Back in the dark ages (when dinosaurs roamed the Earth), I grew up in the enterprise sales world of having to do everything myself:
And while I understand why so many celebrate the ways found to make the sales process more ‘efficient’ through segmentation, we’ve gone too far.
Think I’m wrong? Start talking to your buyers.
Case in point complements of Will Allred via LinkedIn:
I’m a co-founder/host of a community called Thursday Night Sales and this topic came up in a chat I had with one of our members.
They told me their company (SMB focused) has a growing sales team that is currently led by the CEO. They’d tried hiring a Head of Sales, but it turned out to be a bad hire and they had to let that person go.
They specifically asked: what metrics or discussion points can be presented to the CEO to help shift his thinking and build trust to hire for the VP of Sales position again?
Well… it’s complicated. …
COVID-19 is reshaping the market like we’ve never seen before. As the pandemic wears on, leaders must determine which way the wind is blowing and set a course for solid ground. Everyone needs to find their own way.
Your customers, more than anything else, are your compass as you navigate these choppy waters.
The best companies are tweaking sales systems, adjusting their go-to-market strategy and rediscovering customers’ needs as they evolve.
Even if your business is thriving, you can’t do nothing — that’s like saying nothing’s changed. And your customers’ buyers might not be so lucky with a potential painful boomerang back to your business. …
I got off the phone with a brilliant founder last night who has decided to “do enterprise sales” because she had experience working for a mega-brand and recognized a gap in the market as a result.
This process of arriving at or deciding to pursue enterprise sales is pretty common in the startup world.
However, I can say from first-hand experience that building the team you’re thinking of will be different than your expectations. And it will morph again when you have a few clients under your belt and continue to evolve as you get a foothold.

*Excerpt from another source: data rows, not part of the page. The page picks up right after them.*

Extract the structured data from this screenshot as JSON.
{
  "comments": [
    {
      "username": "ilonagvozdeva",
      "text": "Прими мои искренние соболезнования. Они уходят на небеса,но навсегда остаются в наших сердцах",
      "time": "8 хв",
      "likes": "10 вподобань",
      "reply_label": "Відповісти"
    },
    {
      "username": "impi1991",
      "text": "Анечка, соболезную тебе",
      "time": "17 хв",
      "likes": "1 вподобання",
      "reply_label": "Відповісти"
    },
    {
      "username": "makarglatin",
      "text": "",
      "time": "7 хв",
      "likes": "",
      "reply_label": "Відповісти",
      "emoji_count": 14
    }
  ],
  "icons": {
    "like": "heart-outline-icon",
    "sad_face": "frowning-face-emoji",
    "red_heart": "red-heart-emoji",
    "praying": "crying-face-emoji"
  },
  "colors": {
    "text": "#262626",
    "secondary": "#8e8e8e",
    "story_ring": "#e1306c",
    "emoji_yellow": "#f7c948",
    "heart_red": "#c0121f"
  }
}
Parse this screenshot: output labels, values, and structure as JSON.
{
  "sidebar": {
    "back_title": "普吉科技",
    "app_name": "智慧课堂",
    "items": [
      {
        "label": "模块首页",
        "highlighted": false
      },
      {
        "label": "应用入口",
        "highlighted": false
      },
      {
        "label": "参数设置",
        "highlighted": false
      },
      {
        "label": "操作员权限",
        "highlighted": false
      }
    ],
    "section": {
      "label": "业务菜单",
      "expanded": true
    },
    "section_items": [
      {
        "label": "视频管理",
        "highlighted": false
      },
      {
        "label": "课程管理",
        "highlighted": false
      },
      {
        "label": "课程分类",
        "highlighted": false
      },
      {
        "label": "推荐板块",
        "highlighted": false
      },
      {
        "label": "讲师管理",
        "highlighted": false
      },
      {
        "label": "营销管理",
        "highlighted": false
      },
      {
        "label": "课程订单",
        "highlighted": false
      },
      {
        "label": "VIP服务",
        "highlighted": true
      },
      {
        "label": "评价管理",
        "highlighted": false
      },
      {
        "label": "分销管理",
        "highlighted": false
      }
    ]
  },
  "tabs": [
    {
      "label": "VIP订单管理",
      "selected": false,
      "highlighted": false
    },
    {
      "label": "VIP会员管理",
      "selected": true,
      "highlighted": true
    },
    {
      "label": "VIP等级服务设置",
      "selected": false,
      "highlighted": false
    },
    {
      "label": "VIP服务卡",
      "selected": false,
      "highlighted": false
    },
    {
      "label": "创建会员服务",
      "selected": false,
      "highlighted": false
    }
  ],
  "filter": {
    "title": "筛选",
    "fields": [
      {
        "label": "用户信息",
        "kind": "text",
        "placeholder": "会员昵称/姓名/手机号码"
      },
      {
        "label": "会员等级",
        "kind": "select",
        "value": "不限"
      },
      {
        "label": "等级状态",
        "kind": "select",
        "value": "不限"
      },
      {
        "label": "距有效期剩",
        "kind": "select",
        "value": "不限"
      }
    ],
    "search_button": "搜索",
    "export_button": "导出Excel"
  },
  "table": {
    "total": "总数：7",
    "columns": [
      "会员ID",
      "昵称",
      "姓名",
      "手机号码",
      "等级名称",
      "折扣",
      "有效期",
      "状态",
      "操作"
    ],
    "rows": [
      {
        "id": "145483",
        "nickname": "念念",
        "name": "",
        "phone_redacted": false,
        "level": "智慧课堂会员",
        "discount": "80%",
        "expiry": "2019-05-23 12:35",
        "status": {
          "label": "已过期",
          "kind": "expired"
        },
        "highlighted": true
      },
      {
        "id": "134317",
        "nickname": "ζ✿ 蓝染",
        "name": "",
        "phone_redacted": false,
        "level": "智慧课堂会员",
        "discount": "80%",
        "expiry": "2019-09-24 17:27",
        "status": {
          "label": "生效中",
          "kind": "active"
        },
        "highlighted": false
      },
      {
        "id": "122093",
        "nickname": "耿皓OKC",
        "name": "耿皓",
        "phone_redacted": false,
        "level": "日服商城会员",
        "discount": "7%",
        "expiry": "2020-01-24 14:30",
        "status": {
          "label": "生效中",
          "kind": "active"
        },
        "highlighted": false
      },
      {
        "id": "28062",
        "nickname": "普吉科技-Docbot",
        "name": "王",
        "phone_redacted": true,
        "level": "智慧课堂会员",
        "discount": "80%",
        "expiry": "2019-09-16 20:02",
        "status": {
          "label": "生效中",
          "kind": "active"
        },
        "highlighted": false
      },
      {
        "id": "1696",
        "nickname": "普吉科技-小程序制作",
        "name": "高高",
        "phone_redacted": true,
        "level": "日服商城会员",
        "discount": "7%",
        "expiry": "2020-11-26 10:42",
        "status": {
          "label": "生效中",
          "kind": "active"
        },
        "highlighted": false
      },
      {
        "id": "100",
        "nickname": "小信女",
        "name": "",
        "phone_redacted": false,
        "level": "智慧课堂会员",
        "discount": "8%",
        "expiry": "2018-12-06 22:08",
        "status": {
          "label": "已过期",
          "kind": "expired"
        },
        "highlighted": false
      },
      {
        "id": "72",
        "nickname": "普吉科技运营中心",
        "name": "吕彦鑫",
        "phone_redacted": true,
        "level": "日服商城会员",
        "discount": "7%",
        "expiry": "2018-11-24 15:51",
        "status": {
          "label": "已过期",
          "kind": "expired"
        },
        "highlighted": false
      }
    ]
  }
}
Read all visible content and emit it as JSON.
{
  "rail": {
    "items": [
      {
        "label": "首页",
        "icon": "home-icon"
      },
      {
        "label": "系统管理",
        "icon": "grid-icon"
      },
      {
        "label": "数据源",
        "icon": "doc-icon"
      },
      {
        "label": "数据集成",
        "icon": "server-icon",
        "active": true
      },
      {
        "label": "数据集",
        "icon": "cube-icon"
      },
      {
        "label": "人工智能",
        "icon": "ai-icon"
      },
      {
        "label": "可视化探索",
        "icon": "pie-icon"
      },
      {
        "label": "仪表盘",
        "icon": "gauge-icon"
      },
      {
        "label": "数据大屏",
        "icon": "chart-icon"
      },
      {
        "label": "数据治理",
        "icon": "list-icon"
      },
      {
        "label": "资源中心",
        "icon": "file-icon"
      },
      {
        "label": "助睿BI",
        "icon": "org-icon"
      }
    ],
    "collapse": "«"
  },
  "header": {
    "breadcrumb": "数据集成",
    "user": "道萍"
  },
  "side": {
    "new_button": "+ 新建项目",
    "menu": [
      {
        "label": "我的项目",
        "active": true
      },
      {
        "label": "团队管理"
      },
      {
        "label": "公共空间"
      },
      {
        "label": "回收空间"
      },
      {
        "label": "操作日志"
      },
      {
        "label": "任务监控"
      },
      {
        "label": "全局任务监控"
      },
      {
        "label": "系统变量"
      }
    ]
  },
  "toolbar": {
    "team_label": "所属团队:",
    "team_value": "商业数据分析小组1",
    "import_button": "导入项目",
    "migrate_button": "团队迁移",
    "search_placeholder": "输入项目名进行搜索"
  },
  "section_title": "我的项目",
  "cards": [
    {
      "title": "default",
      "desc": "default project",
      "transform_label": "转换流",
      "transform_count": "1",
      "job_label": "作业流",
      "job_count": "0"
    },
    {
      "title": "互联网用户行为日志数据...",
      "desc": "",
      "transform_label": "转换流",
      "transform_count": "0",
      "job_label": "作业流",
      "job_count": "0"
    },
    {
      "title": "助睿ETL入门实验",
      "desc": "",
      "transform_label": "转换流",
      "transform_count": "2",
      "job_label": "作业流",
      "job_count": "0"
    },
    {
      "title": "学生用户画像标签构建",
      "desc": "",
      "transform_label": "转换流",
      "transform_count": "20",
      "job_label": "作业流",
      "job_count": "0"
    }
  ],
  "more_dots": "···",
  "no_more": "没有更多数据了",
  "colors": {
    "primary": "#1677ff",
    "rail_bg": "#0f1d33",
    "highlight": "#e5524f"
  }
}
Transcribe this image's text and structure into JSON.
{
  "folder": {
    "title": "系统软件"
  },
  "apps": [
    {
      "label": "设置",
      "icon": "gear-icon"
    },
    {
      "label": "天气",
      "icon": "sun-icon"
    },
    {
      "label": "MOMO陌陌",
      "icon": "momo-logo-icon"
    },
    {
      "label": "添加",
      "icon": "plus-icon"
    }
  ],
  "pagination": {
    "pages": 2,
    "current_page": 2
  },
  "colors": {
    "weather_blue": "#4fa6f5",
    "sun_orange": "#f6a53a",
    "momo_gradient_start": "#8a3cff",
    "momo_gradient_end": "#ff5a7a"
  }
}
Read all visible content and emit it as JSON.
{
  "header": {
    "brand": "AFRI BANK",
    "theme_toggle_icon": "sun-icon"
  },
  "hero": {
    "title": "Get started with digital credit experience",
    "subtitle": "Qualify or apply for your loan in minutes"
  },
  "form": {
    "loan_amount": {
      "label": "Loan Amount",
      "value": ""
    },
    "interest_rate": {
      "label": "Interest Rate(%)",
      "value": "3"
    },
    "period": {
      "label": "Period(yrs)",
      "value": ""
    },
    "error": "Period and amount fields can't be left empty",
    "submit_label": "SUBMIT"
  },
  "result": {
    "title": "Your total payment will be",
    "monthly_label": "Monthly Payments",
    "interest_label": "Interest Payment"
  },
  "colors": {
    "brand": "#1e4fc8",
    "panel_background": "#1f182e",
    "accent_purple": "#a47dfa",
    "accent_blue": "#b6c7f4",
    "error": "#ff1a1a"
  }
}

I’ve been fortunate to have the opportunity to both be part of and build my own enterprise sales teams throughout my career — and I continue to help others do this today through my recruiting firm. …
“70% of SaaS First VP Sales don’t make it to 12 Months. It’s one of the most common, and also most devastating mishires in startups.” — Jason Lemkin
A bad hiring decision can cost you a TON of money, but for a startup, it could make-or-break your business.
One of the things I hear most often on sales calls and kick-offs with startups who want to hire enterprise salespeople is:
“We didn’t get our last enterprise hire(s) quite right and it hurt. It’s mission-critical for us this time around.”
I wanted to know why this was so common for so many we engage with. So I dug deeper into each of their stories to learn more.
And I found this is most often because startups (self-admittedly) were looking for the wrong things in a strong hire.
I also found that the businesses we worked with who had made great hires in the past were all asking similar interview questions that looked for similar things. …
One thing is certain, recessions will come, and that creates a lot of uncertainty for those of us who love the startup life, where job security is already in question!
Throughout my career, I’ve learned to recession-proof myself, and because of that, I’ve survived several recessions and downturns. The most important thing I learned is that now is the time, while the economy is strong, to start preparing. I’m going to explain what employment security is, and how you can develop it to recession-proof your career in sales.
Though many pundits make it seem like they can predict when the next recession will hit, the truth is, not even economists…
How you end a business relationship is as important as the ending itself. A well-delivered “No” can be the difference between increased referrals, revenue, and relationships — or massive fallout.
Here are four proven ways to say no without burning bridges.
How do you handle a business breakup?
Are you a bridge burner or a ‘leave-it-better-than-you-found-it’ kind of person?
In my experience, it’s best to balance truth with tact when parting ways.
This is because the business realm is small and people talk.
Next time you cross paths with someone, they could be a customer, employee, referral, or (gasp) your boss. …
Over the past 2 years, I’ve shifted from generating leads primarily through outbound to getting the majority of my quality leads via inbound — with the largest percentage of them coming from LinkedIn.
And I’ve spent zero dollars on ads, tech, automation, or any other hack or tool to do it.
How you ask? It’s actually been pretty simple… all I’ve done is find unique ways to add value to the community there.
“A bigger following means more sales.” It’s a common idea in sales, but it’s a big mistake on LinkedIn.
I’ve grown my LinkedIn following by 185% in the last 2 years (from about 7,000 people to 13,064 as of the writing of this article).
But by itself, that’s just a vanity metric.
Having a large audience is nice, but it shouldn’t be your true goal. Making meaningful connections with the right people is what you should be aiming for.
I’m going to show you how to use LinkedIn to build high-value relationships that will drive sales and lead to more high-value connections. …